Our Living Language : Certain trees, especially conifers, produce a sticky substance called resin to protect themselves against insects. Normally, it decays in oxygen through the action of bacteria. However, if the resin happens to fall into wet mud or sand containing little oxygen, it can harden and eventually fossilize, becoming the yellowish, translucent substance known as amber. If any insects or other organisms are trapped in the resin before it hardens, they can be preserved, often in exquisite detail. By studying these preserved organisms, scientists are able learn key facts about life on Earth millions of years ago.
(Ezek. 1:4, 27; 8:2. Heb., hashmal, rendered by the LXX. elektron, and by the Vulgate electrum), a metal compounded of silver and gold. Some translate the word by "polished brass," others "fine brass," as in Rev. 1:15; 2:18. It was probably the mixture now called electrum.

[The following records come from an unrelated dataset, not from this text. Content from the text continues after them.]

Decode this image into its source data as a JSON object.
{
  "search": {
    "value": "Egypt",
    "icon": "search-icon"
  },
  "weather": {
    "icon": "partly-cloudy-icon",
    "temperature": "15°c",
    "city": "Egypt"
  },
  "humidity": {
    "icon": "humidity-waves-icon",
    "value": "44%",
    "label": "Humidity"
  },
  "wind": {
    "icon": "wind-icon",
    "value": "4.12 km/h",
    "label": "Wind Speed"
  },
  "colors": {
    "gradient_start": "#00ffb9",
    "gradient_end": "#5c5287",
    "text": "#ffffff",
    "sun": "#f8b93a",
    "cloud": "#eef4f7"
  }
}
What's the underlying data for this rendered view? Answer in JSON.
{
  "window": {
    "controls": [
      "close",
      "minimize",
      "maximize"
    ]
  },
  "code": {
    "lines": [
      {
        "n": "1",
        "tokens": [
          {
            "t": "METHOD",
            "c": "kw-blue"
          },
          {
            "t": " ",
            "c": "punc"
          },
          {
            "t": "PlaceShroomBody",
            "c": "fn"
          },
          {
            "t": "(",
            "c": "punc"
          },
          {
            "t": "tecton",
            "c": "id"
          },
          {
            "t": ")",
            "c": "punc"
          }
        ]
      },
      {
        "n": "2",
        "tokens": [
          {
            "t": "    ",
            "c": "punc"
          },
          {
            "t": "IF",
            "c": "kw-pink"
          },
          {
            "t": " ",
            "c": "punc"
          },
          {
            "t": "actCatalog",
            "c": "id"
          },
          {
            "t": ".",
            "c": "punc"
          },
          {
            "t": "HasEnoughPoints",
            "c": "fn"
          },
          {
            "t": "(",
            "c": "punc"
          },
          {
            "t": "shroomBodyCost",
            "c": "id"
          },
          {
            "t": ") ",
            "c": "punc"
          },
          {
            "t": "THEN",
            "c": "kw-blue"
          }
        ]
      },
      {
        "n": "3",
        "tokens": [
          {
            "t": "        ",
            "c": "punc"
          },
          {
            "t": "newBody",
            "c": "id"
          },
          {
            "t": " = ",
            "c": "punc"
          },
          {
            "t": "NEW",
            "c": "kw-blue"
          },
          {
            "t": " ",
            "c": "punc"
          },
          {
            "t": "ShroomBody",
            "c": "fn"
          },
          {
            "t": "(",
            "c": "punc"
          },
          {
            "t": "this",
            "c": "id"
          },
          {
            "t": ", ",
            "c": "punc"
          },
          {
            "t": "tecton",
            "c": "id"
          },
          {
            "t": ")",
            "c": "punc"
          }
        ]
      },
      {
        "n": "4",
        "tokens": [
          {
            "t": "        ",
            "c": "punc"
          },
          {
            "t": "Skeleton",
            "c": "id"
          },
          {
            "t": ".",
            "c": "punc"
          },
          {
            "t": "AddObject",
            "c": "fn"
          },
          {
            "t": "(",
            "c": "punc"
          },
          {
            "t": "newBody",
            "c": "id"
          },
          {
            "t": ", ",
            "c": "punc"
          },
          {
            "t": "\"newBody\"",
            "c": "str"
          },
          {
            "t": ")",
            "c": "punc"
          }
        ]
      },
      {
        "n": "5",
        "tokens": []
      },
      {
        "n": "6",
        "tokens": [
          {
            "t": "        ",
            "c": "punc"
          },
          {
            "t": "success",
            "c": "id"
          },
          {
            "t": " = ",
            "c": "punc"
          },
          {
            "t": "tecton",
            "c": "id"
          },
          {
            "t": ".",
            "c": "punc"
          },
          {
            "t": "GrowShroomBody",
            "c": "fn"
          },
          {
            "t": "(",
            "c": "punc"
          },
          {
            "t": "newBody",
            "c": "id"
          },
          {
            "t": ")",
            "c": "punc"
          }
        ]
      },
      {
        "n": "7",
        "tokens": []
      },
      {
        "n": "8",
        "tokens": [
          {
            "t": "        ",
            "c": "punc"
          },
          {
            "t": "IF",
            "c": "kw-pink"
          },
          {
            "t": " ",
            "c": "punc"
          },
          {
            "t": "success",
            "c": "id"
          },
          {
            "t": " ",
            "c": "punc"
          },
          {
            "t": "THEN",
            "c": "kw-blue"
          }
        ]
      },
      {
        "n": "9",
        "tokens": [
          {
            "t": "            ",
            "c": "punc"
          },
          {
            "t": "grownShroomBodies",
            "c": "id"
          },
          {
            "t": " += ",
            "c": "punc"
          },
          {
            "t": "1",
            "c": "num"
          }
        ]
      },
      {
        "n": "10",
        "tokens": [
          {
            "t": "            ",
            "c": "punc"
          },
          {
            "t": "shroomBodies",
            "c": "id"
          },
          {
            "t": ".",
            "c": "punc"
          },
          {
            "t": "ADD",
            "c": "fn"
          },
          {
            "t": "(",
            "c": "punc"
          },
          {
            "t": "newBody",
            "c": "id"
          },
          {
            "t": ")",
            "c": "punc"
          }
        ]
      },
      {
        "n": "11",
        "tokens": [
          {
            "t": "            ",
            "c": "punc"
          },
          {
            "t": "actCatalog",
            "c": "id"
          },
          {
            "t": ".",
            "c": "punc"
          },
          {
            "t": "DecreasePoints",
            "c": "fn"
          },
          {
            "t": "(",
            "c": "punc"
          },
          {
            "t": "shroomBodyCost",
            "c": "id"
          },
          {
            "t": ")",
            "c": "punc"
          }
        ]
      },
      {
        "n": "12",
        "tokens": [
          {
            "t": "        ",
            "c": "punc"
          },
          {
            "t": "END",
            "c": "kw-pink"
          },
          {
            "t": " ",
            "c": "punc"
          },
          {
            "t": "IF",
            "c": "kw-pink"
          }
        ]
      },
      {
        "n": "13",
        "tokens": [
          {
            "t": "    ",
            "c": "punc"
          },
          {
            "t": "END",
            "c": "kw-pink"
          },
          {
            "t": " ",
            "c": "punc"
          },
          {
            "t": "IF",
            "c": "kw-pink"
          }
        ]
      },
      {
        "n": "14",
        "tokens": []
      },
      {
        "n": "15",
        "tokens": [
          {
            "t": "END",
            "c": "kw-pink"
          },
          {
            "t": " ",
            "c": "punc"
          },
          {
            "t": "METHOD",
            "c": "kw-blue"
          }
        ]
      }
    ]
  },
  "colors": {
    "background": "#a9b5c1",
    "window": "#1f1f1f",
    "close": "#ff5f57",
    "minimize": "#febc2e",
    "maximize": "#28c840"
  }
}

The word has no connection, however, with what is now called amber, which is a gummy substance, reckoned as belonging to the mineral kingdom though of vegetable origin, a fossil resin.